HAYEK: I never get to express it because everybody asks me, “What did it taste like?,” but what was mind-blowing for me about it was that, when I read it in the script, I thought, “How disgusting! Now we are just going into the grotesque. How do you shoot that?” When I read it, I was disturbed, but I said, “It’s Matteo Garrone, so we’ll see.” Then, the castle had so many colors. He wanted a specific dress, a specific chair, and my chair a certain way. I sat at the table and he framed it in a way where you only see white and black. He shot it in a way where, even though there’s movement, the frame didn’t change that much. When you see it, it’s so elegant, but imagine reading it on the page. It was, “She devours the heart.” But then, somehow, he made the gore elegant. I said, “How do I eat this?” He said, “You eat it with sadness. Then, you do it with desperation and anger. Then, each bite, you’re terrified. Then, you’re hopeful. Every time you chew, you are praying that it works.”
We did nine takes, and I would have never imagined that I would really get into eating the heart. It was really disgusting, but I was really focused on what she was feeling. And then, he chose one. There were so many varieties and so many ways that I ate that disgusting thing that they brought me. And it was so emotional when I was doing it. I think I was crying during one of the takes, and I didn’t think about crying. It gives you a window into Matteo’s genius. Everybody just sees me eating the heart. When I read it on paper, I said, “That won’t even make it to the film.” It’s so iconic. Everybody talks about it.
Have you started shooting The Hitman’s Bodyguard yet, or is that the next project that you’re going to be doing?
HAYEK: Next week.
What drew you to that and the character that you’re going to be playing?
HAYEK: She is so funny and tough. She is quite a force of nature. It’s a very, very unique character. I read it and thought, “How am I going to do this?!” I was convinced by the producer, who has worked with me before, and Ryan [Reynolds], who’s a very good friend because I’m still very close to (his wife) Blake [Lively], and the director that I could do it. It was so different when I read it. It was a crazy Irish woman, and they said, “We know you can make it into a Spanish woman and go to town with it.” So, I started working with the director on how I would translate that, with an explosive temperament and what kind of things she would say. It was so much fun doing that. I was nervous, at the beginning, because she was Irish and I didn’t know if they wanted to change that. But they said, “Yes, you are perfect. You can do this.” I had a good support team that pushed me to the limit, and now I’m so excited. I am the wife of Sam Jackson, and we’re both insane.
You also voiced a character for the R-rated animated movie Sausage Party. How did Seth Rogen convince you to do that?

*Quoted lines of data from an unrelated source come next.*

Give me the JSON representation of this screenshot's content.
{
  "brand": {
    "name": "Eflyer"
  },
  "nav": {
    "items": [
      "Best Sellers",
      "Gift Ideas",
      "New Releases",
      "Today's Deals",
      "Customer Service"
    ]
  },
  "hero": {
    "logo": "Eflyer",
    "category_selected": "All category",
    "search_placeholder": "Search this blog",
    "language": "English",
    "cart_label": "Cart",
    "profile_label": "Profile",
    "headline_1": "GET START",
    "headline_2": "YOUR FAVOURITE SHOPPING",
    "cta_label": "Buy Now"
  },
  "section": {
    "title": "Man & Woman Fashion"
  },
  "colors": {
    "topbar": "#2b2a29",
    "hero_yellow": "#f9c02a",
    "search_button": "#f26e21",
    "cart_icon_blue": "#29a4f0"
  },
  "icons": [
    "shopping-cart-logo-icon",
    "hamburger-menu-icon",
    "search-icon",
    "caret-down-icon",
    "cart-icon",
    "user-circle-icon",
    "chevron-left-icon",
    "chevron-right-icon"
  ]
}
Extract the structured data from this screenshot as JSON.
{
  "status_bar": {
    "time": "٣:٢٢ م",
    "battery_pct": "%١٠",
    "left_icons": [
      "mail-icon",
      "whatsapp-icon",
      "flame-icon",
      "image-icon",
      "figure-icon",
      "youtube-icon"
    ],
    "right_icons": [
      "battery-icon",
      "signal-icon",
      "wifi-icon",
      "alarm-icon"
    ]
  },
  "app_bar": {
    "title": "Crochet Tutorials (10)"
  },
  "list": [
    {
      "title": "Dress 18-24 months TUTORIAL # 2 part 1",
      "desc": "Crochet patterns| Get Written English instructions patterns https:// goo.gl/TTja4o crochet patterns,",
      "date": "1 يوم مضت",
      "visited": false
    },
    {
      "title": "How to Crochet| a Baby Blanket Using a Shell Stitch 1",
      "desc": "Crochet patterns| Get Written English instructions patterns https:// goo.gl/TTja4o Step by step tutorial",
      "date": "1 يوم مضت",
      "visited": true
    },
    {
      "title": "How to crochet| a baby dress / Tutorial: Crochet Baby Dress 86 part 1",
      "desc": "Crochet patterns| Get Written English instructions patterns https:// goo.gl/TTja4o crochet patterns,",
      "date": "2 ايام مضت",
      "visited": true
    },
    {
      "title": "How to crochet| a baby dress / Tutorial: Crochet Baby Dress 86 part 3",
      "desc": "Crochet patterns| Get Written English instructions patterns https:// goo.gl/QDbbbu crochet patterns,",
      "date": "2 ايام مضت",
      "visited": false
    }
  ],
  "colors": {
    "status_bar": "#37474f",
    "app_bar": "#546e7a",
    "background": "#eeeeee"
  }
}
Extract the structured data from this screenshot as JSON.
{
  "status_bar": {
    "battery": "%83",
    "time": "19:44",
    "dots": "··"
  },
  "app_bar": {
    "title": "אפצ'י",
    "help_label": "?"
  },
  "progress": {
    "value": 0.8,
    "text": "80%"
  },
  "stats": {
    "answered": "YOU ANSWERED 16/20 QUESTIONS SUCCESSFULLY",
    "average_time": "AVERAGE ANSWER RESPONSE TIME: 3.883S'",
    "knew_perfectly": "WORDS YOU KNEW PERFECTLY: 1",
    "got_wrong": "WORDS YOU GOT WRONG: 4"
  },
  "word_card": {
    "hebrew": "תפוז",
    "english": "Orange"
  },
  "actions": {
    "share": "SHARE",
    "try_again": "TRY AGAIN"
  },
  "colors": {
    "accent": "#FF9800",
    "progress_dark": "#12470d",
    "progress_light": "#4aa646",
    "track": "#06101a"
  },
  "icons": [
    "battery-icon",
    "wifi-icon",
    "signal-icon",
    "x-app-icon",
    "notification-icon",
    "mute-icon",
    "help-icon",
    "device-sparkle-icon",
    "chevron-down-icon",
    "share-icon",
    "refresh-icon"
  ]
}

HAYEK: I don’t know how they got me! I swear to god, I don’t know. I think I was hypnotized. I remember being shocked, and then, I was recording it. I don’t know how they got me on board, but I’ll tell you, I am one naughty, naughty taco. She is a bad girl, in a different way. I know I’ll never play another one like that, for sure. I saw the trailer and my husband said, “Oh, my god, this is hardcore!” I said, “No, baby, that’s the kindergarten version. Brace yourself!” It’s the naughtiest thing I’ve ever done. I never thought I’d ever say some of those things out loud. But, I had a lot of fun working with Seth. It’s a different kind of crazy.
Tale of Tales is in theaters and on VOD on April 22nd.